It’s well-known that drinking and driving is linked to a high risk of causing a car crash.
But taking common prescription medications like sleeping pills, opioids and medication used to treat anxiety and depression also poses a risk, a new UBC study of millions of drivers finds.
British Columbia drivers prescribed sedating antipsychotics have a 35 per cent increased risk of causing a road collision, while people on commonly prescribed benzodiazepines (like Valium or Xanax) increase their risk by 25 to 30 per cent.
The researchers from UBC’s faculty of medicine also found that high-potency opioids such as morphine showed a 24 per cent increased risk of road collisions.
Dr. Jeff Brubacher, an associate professor in UBC’s department of emergency medicine, says these results indicate a need for more caution among drivers taking medications, and specific advice from physicians who prescribe them.
Although standard advice recommends not driving if you feel drowsy, a lack of symptoms does not mean drivers are not at risk.
“Even if you feel safe to drive, you’re still at a modestly increased risk of up to 35 per cent, which is nothing to ignore,” he says.
“I don’t want to give advice that you just absolutely shouldn’t be driving when you take these medications, but there has to be a lot of caution if you do choose to drive, especially if you are feeling at all drowsy.”
No evidence of tolerance
The researchers studied prescription records and motor vehicle collisions over a 20-year period in B.C. This included almost five million drivers, more than 131 million prescriptions and over 600,000 collisions from Jan. 1, 1997 to Dec. 31, 2016.
The team analyzed police reports to determine which drivers were responsible for crashes, and then compared the risk between drivers with active prescriptions and those without any prescriptions.
“People taking these medications on a long-term basis might think they are tolerant to it and are safe to drive.
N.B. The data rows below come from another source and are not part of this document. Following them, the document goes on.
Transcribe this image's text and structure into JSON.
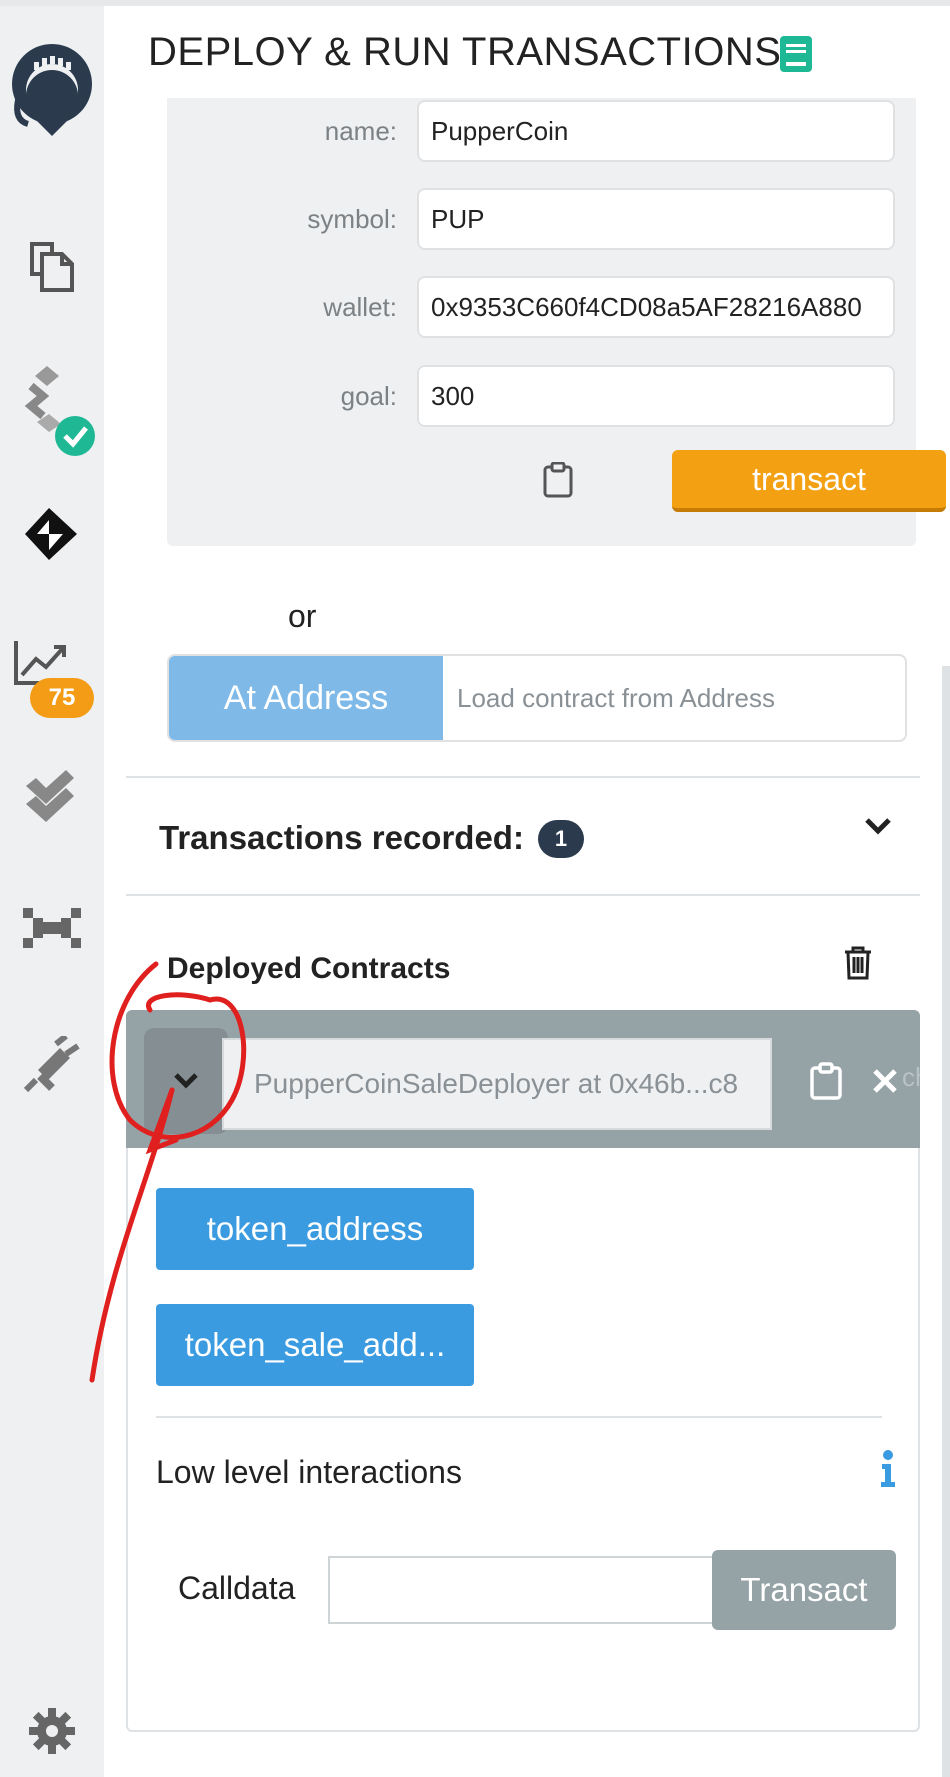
{
  "header": {
    "title": "DEPLOY & RUN TRANSACTIONS"
  },
  "sidebar": {
    "analysis_badge": "75"
  },
  "constructor": {
    "fields": [
      {
        "label": "name:",
        "value": "PupperCoin"
      },
      {
        "label": "symbol:",
        "value": "PUP"
      },
      {
        "label": "wallet:",
        "value": "0x9353C660f4CD08a5AF28216A880"
      },
      {
        "label": "goal:",
        "value": "300"
      }
    ],
    "transact_label": "transact"
  },
  "or_text": "or",
  "at_address": {
    "button_label": "At Address",
    "placeholder": "Load contract from Address"
  },
  "transactions": {
    "title": "Transactions recorded:",
    "count": "1"
  },
  "deployed": {
    "title": "Deployed Contracts",
    "instance": {
      "name": "PupperCoinSaleDeployer at 0x46b...c8",
      "overflow_text": "cha"
    },
    "functions": [
      "token_address",
      "token_sale_add..."
    ],
    "low_level": {
      "title": "Low level interactions",
      "calldata_label": "Calldata",
      "transact_label": "Transact"
    }
  },
  "colors": {
    "transact": "#f3a012",
    "at_address": "#7fb9e8",
    "function_button": "#3a9be0",
    "annotation": "#e0201e"
  }
}
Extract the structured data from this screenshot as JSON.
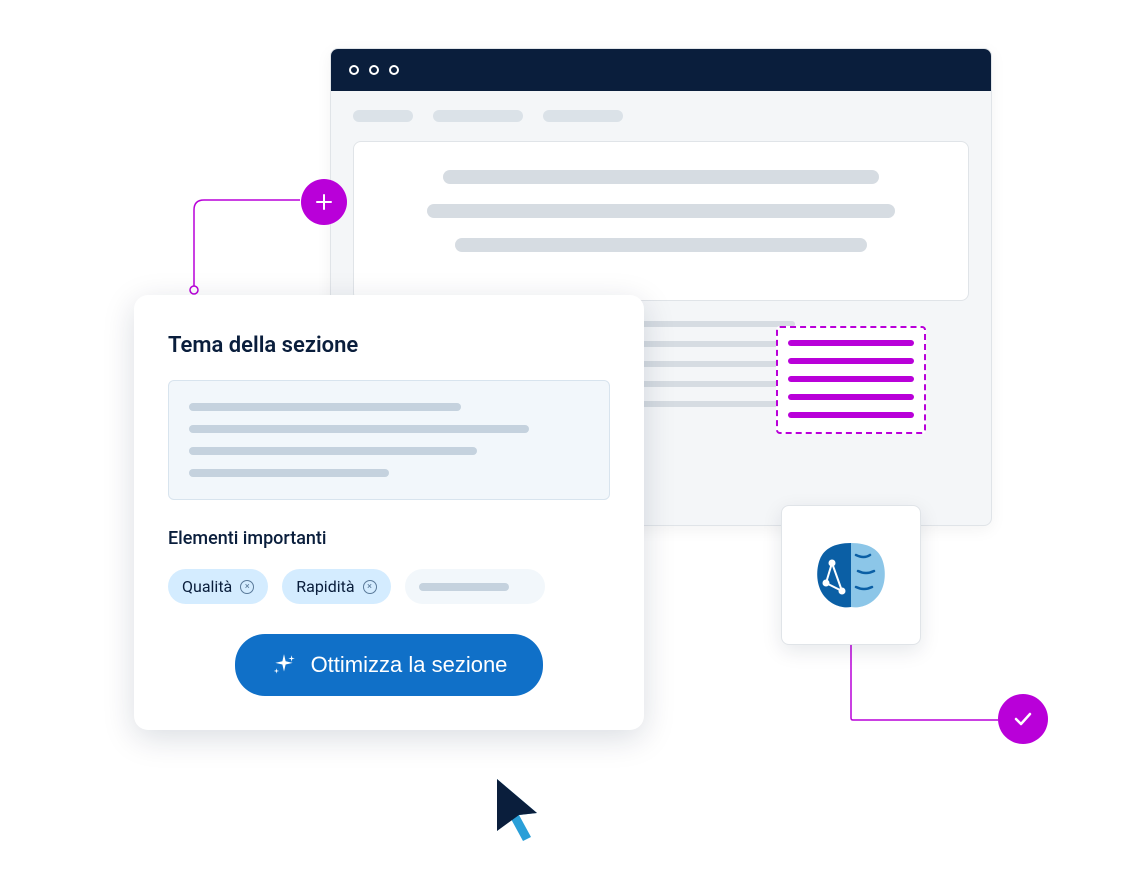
{
  "popup": {
    "title": "Tema della sezione",
    "subtitle": "Elementi importanti",
    "chips": [
      {
        "label": "Qualità"
      },
      {
        "label": "Rapidità"
      }
    ],
    "button_label": "Ottimizza la sezione"
  },
  "icons": {
    "plus": "plus",
    "check": "check",
    "sparkle": "sparkle",
    "brain": "brain",
    "cursor": "cursor"
  },
  "colors": {
    "accent_purple": "#b900d9",
    "primary_blue": "#1070c8",
    "dark_navy": "#0a1e3c",
    "chip_bg": "#d4ecff"
  }
}
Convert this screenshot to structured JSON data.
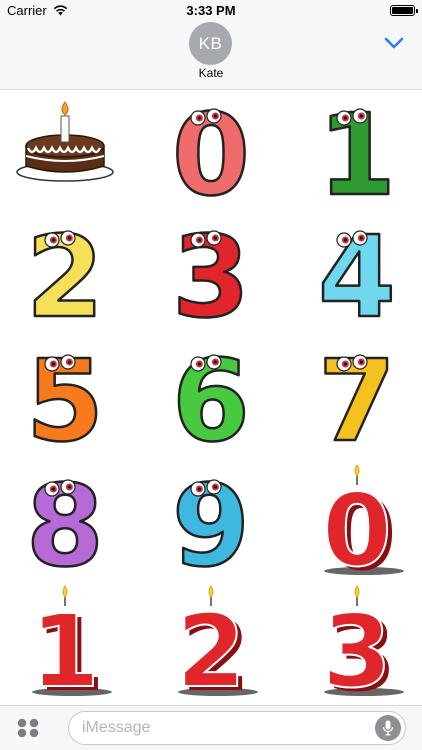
{
  "status_bar": {
    "carrier": "Carrier",
    "time": "3:33 PM",
    "wifi_icon": "wifi-icon",
    "battery_icon": "battery-icon"
  },
  "header": {
    "avatar_initials": "KB",
    "contact_name": "Kate",
    "collapse_icon": "chevron-down-icon",
    "accent_color": "#2d7cf6"
  },
  "stickers": [
    {
      "kind": "birthday-cake",
      "label": ""
    },
    {
      "kind": "cartoon-number",
      "label": "0",
      "color": "#f06b6b"
    },
    {
      "kind": "cartoon-number",
      "label": "1",
      "color": "#2f9a2f"
    },
    {
      "kind": "cartoon-number",
      "label": "2",
      "color": "#f6e05a"
    },
    {
      "kind": "cartoon-number",
      "label": "3",
      "color": "#e0262a"
    },
    {
      "kind": "cartoon-number",
      "label": "4",
      "color": "#6fd8ef"
    },
    {
      "kind": "cartoon-number",
      "label": "5",
      "color": "#f77a1c"
    },
    {
      "kind": "cartoon-number",
      "label": "6",
      "color": "#47c940"
    },
    {
      "kind": "cartoon-number",
      "label": "7",
      "color": "#f3c21e"
    },
    {
      "kind": "cartoon-number",
      "label": "8",
      "color": "#b56ad6"
    },
    {
      "kind": "cartoon-number",
      "label": "9",
      "color": "#3fb8df"
    },
    {
      "kind": "candle-number",
      "label": "0",
      "color": "#e0262a"
    },
    {
      "kind": "candle-number",
      "label": "1",
      "color": "#e0262a"
    },
    {
      "kind": "candle-number",
      "label": "2",
      "color": "#e0262a"
    },
    {
      "kind": "candle-number",
      "label": "3",
      "color": "#e0262a"
    }
  ],
  "input_bar": {
    "apps_icon": "app-drawer-icon",
    "placeholder": "iMessage",
    "value": "",
    "mic_icon": "microphone-icon"
  }
}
But in reality, the risk of causing road collisions goes up in these groups of people and it stays up even with time.”
Dr. Jeff Brubacher
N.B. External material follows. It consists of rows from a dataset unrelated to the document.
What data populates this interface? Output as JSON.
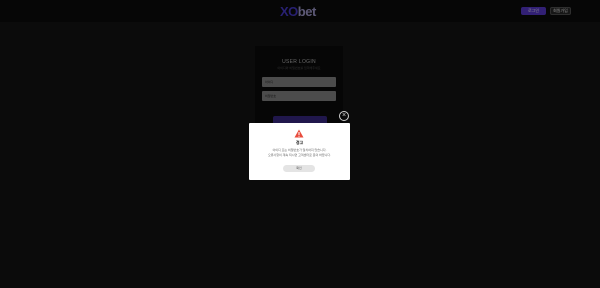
{
  "header": {
    "logo_part1": "XO",
    "logo_part2": "bet",
    "login_button": "로그인",
    "join_button": "회원가입"
  },
  "login_form": {
    "title": "USER LOGIN",
    "subtitle": "아이디와 비밀번호를 입력해주세요",
    "id_placeholder": "아이디",
    "pw_placeholder": "비밀번호",
    "submit_label": "로그인"
  },
  "alert": {
    "title": "경고",
    "message_line1": "아이디 또는 비밀번호가 일치하지 않습니다.",
    "message_line2": "오류사항이 계속 되시면 고객센터로 문의 바랍니다.",
    "ok_button": "확인"
  },
  "close_icon_glyph": "×"
}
They also assessed whether tolerance might play a factor. People with a new prescription (less than 30 days) and people with an established prescription (more than 30 days) turned out to have similar risk.
“People taking these medications on a long-term basis might think they are tolerant to it and are safe to drive,” Dr. Brubacher says. “But in reality, the risk of causing road collisions goes up in these groups of people and it stays up even with time.”
Brubacher also warns that risk increases when drivers take several prescription medications at the same time, or if they mix their medications with alcohol.
Specific messaging needed
The findings can further guide prescription choices and warnings on medication labels, and inform public education campaigns targeting impaired driving, Dr. Brubacher says.
“If almost every medication is dispensed with a warning not to drive, then that messaging loses its effect,” he says. “We can maybe be a little bit more selective and specific in our warnings.”
The study proposes that clinicians who prescribe opioids and benzodiazepines should regularly counsel patients on the risks of driving while using these medications, even for patients who have been on the medications for a long time.
This study was published Monday in Lancet Public Health.